What lines of the material below hold the string "fine"? Copy them out.

........

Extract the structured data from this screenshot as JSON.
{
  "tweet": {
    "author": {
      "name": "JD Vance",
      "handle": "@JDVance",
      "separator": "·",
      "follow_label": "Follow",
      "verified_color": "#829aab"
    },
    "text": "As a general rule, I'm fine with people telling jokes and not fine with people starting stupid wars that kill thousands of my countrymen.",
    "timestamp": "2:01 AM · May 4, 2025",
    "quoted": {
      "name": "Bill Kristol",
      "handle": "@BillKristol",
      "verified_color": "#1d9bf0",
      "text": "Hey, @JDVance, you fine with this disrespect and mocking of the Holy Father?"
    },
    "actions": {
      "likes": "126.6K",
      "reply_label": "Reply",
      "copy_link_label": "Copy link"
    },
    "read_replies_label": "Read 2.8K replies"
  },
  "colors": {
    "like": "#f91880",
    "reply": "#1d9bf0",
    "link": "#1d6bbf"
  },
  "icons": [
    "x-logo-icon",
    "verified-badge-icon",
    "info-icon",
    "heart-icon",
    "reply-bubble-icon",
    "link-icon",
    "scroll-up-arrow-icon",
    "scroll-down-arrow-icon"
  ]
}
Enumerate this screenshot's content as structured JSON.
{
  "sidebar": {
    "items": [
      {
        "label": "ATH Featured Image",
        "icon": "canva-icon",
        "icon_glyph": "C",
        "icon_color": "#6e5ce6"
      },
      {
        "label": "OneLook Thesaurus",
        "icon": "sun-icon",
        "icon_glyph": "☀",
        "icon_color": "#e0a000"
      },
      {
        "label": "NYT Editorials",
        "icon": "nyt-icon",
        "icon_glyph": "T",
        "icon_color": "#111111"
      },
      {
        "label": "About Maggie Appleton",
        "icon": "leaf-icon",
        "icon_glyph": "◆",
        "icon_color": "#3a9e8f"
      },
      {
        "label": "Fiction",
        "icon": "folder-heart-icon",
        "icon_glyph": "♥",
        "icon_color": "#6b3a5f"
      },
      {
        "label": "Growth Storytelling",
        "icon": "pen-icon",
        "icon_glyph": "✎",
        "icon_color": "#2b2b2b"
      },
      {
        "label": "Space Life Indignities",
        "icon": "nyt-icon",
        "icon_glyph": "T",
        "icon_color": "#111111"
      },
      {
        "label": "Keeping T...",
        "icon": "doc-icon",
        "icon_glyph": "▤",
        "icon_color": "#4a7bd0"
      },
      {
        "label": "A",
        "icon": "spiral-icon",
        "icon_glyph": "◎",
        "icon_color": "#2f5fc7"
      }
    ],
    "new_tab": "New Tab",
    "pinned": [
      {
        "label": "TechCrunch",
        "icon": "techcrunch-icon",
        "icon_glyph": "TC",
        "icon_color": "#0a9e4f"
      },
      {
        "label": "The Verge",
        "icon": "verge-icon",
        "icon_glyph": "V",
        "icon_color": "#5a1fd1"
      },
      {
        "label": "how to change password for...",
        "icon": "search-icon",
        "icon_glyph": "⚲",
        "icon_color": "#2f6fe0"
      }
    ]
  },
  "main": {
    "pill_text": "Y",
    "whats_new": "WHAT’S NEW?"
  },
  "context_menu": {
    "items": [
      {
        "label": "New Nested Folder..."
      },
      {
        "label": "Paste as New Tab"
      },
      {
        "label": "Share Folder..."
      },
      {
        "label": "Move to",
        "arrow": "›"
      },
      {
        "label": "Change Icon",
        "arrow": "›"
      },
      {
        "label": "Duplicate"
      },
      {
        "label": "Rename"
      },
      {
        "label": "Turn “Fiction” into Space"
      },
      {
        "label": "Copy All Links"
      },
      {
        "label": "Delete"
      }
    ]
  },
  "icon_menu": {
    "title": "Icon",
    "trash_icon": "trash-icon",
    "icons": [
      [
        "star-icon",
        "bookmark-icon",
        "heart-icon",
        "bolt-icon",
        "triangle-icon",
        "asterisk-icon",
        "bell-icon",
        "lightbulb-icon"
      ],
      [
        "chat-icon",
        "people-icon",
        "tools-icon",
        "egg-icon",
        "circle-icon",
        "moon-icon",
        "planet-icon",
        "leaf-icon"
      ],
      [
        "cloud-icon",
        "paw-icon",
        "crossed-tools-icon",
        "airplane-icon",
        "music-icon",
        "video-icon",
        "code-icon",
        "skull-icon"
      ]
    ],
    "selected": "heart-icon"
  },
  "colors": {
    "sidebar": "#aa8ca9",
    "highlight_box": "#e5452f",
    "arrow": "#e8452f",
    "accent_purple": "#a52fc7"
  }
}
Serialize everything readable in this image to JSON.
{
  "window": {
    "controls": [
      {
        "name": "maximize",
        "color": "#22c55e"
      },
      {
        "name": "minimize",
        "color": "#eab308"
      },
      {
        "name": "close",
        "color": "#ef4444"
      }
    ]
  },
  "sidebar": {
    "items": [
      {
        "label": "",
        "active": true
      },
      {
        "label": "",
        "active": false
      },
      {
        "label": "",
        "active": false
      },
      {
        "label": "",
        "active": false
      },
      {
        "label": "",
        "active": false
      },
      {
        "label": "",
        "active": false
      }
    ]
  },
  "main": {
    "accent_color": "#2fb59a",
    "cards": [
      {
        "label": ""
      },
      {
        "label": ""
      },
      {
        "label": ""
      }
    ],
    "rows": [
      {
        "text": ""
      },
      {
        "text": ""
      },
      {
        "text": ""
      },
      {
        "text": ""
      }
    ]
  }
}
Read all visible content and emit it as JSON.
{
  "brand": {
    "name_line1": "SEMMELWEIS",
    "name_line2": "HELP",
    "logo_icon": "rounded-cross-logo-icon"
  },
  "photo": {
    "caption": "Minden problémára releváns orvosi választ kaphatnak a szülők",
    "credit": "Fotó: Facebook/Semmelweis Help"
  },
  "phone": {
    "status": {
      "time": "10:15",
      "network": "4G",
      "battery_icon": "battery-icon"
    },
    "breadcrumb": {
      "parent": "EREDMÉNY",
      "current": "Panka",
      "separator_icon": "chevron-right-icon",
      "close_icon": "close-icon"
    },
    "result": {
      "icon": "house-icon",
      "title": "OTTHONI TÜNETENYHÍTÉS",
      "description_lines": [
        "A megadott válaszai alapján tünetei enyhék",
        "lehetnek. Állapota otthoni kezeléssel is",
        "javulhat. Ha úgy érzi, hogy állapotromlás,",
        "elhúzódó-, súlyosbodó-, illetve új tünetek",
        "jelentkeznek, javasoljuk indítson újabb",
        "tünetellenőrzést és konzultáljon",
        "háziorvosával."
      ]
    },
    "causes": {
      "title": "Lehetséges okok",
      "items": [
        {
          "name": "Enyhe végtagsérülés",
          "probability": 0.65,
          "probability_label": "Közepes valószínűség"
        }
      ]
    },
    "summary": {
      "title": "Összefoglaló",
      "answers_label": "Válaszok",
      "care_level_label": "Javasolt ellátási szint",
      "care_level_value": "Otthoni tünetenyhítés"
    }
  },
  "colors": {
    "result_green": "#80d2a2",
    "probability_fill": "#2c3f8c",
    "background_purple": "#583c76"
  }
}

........

- Response area -
    "text": "As a general rule, I'm fine with people telling jokes and not fine with people starting stupid wars that kill thousands of my countrymen.",
      "text": "Hey, @JDVance, you fine with this disrespect and mocking of the Holy Father?"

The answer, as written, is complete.